For most horror fans, THE BELKO EXPERIMENT will warrant comparisons to BATTLE ROYALE and THE MIST, and in the case of the former, Orion/BH Tilt seem to be embracing the label.
To be honest, Greg McLean’s THE BELKO EXPERIMENT would really, supremely need to drop the ball in order for it to get on my bad side. A longtime fan of writer James Gunn (especially his gonzo SUPER), the buzz on BELKO from production onward posited the kind of ultraviolent film that lives in the space between harrowing and absurd that I so cherished in my youth. Yet I don’t think I could have imagined just how well BELKO would deliver the goods, offering an absolutely batshit insane and intense experience with the biggest on-screen body count outside of the action/war genre. It’s a fantastic showcase for both McLean and Gunn outside of their respective career paths, and one that- at the very least, creatively- continues Blumhouse’s cinematic hot streak as of late.
THE BELKO EXPERIMENT is a fairly simplistic project in nature: Belko Industries, a company that outsources American workers in countries ostensibly around the world, unexpectedly ramps up their security at one of their South American locations, sending local employees home while thoroughly vetting the remaining employees. Shortly after the work day begins, a mysterious voice appears on their office building’s loudspeaker, commanding the employees kill three employees in 30 minutes or six will be killed by outside forces. The baffled employees soon see the windows and doors shuttered by indestructible metal doors, and when the voice makes good on its threat, the employees are pitted against one another in a terrifying game of death.
For most horror fans, THE BELKO EXPERIMENT will warrant comparisons to BATTLE ROYALE and THE MIST, and in the case of the former, Orion/BH Tilt seem to be embracing the label. As they should, because THE BELKO EXPERIMENT does not pull its punches, and in every department where BATTLE ROYALE excelled, THE BELKO EXPERIMENT matches its move, whether it be with the plentiful gore, the sardonic humor, the colorful rogue’s gallery of characters, or the inventive ways in which people are disposed of. And while THE BELKO EXPERIMENT does have a fair share of heavy moments, especially around the mid-point of the film, the film mostly plants its feet in the realm of fun, genre movie territory; you get as much out of watching the heroes attempting to be resourceful and subversive as you do watch the villains go from good-natured employees with families and friends to full-on murderous monsters.

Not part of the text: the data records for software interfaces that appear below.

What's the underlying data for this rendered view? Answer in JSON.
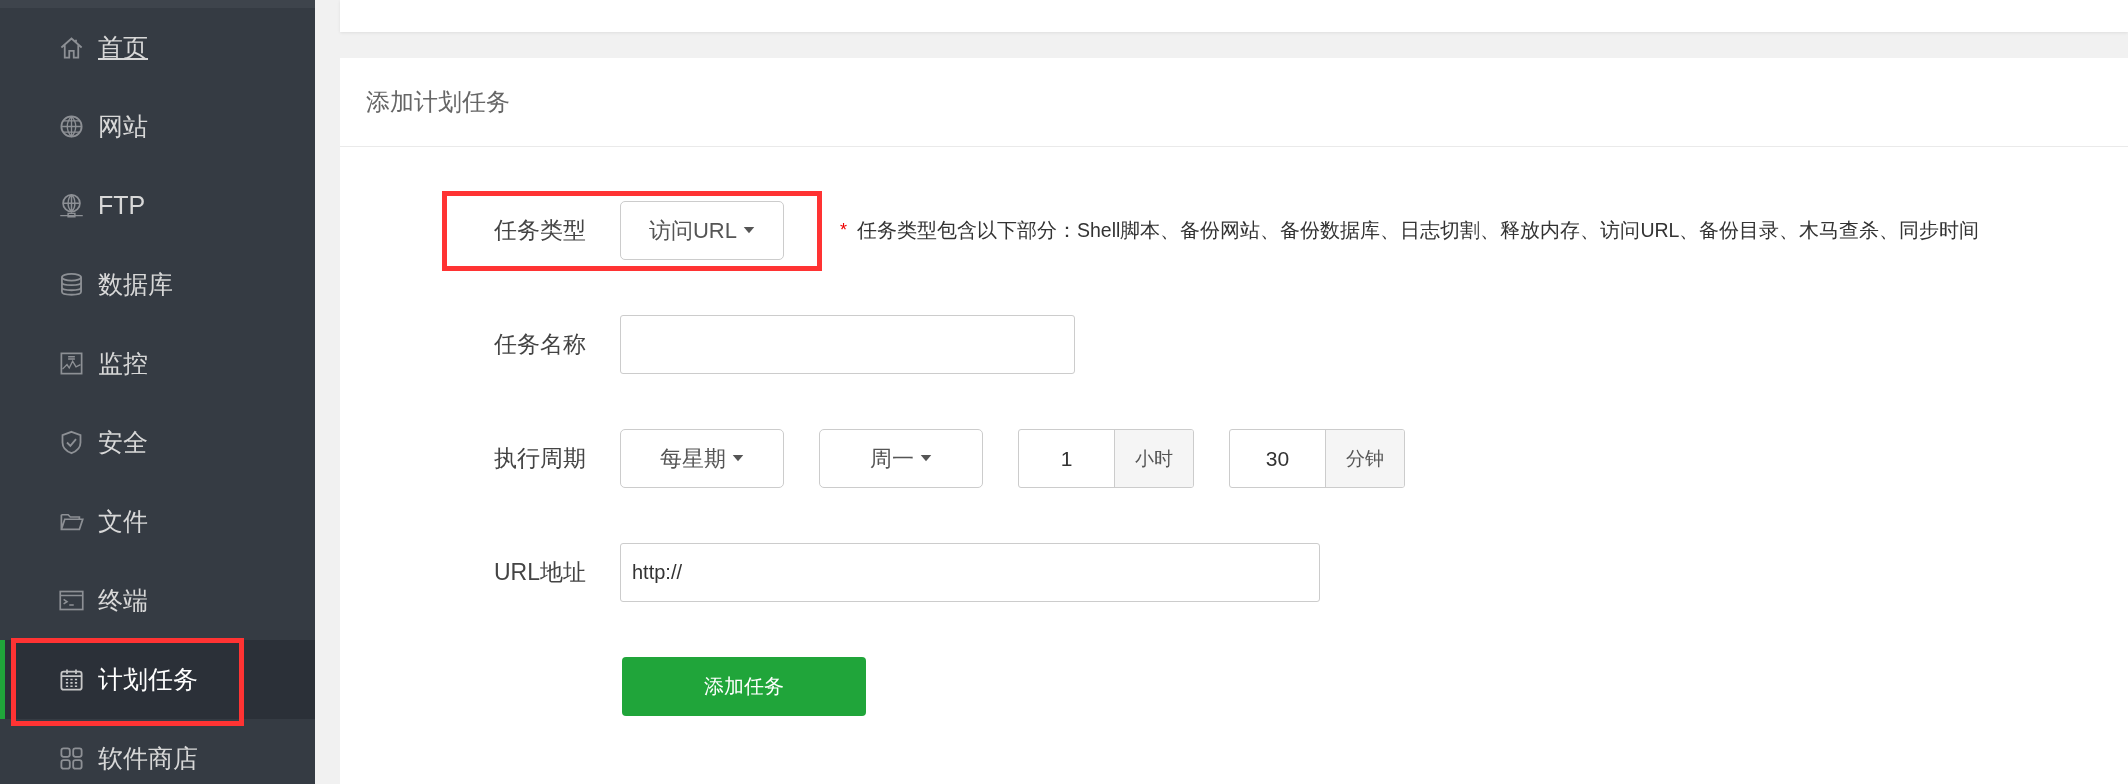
{
  "sidebar": {
    "items": [
      {
        "label": "首页",
        "selected": false,
        "underlined": true,
        "highlighted": false
      },
      {
        "label": "网站",
        "selected": false,
        "underlined": false,
        "highlighted": false
      },
      {
        "label": "FTP",
        "selected": false,
        "underlined": false,
        "highlighted": false
      },
      {
        "label": "数据库",
        "selected": false,
        "underlined": false,
        "highlighted": false
      },
      {
        "label": "监控",
        "selected": false,
        "underlined": false,
        "highlighted": false
      },
      {
        "label": "安全",
        "selected": false,
        "underlined": false,
        "highlighted": false
      },
      {
        "label": "文件",
        "selected": false,
        "underlined": false,
        "highlighted": false
      },
      {
        "label": "终端",
        "selected": false,
        "underlined": false,
        "highlighted": false
      },
      {
        "label": "计划任务",
        "selected": true,
        "underlined": false,
        "highlighted": true
      },
      {
        "label": "软件商店",
        "selected": false,
        "underlined": false,
        "highlighted": false
      }
    ]
  },
  "form": {
    "title": "添加计划任务",
    "rows": [
      {
        "kind": "select",
        "label": "任务类型",
        "highlighted": true,
        "value": "访问URL",
        "required_mark": "*",
        "hint": "任务类型包含以下部分：Shell脚本、备份网站、备份数据库、日志切割、释放内存、访问URL、备份目录、木马查杀、同步时间"
      },
      {
        "kind": "input",
        "label": "任务名称",
        "highlighted": false
      },
      {
        "kind": "group",
        "label": "执行周期",
        "highlighted": false,
        "controls": [
          {
            "kind": "select",
            "value": "每星期"
          },
          {
            "kind": "select",
            "value": "周一"
          },
          {
            "kind": "unit_input",
            "value": "1",
            "unit": "小时"
          },
          {
            "kind": "unit_input",
            "value": "30",
            "unit": "分钟"
          }
        ]
      },
      {
        "kind": "input",
        "label": "URL地址",
        "highlighted": false,
        "value": "http://"
      }
    ],
    "submit_button": "添加任务"
  }
}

Perhaps what most keeps THE BELKO EXPERIMENT so exciting and insane is the rate of escalation, and how it affects each individual character. Of course, we get the obvious office pricks, creeps, and lackeys, but as this lean, mean flick counts down the clock, the stakes rise, desperation sets in, and we get a lot of genuine surprises in terms of the character arcs. When the tension finally boils over, the results are brutal: the violence here, while sometimes over-the-top, is never presented as anything but real, with executions, dismemberment, and head-explosions all presented in its graphic glory. In fact, in the film’s most intense and harrowing scene, McLean implements a Spanish version of “California Dreamin’” to horrifying use as things go absolutely haywire. On that note, it should be said that, while Gunn’s influence bleeds through every frame, kudos goes out to McLean, who offers a side of his directorial repertoire that we haven’t seen before: something much less serious than WOLF CREEK and ROGUE, but much more frenetic and chaotic than THE DARKNESS.
That said, THE BELKO EXPERIMENT is able to toe a tonal line thanks to a sharp, daring script and an incredible, diverse cast. John Gallagher Jr. continues to prove he’s one of the most promising talents in the genre with an emotionally-driven performance, while Adria Arjona also builds on her rising star with a role that’s a bit more complicated than one might initially think. Tony Goldwyn also impresses with the main antagonist role, undergoing an emotional transformation that will remind audiences just how versatile the underrated filmmaker/actor can be. And then there are myriad memorable turns throughout the film, from John C. McGinley’s sadistic performance as a low-level boss-gone-bad, a humbled twist from Michael Rooker, comically potent performances from Josh Brener, David Del Rio and Sean Gunn, and a phenomenally subtle turn from Melonie Diaz. There’s also a fantastic cameo from a James Gunn regular, although his yet-to-be-publicized appearance is too good to spoil here.
All in all, THE BELKO EXPERIMENT is the rare type of horror film that’s guaranteed to please gorehounds, horror-comedy lovers, and fans of cerebral genre flicks alike. The producers and distributors are taking a bold risk in letting this film unroll mostly unfettered, giving McLean a chance to spread his directorial wings while indulging the wilder, wicked side of James Gunn’s imagination. It’s an incredibly fun and twisted flick, and should its particular brand of madness catch on with audiences outside of horror enthusiasts, this writer hopes further experiments are in order for BELKO.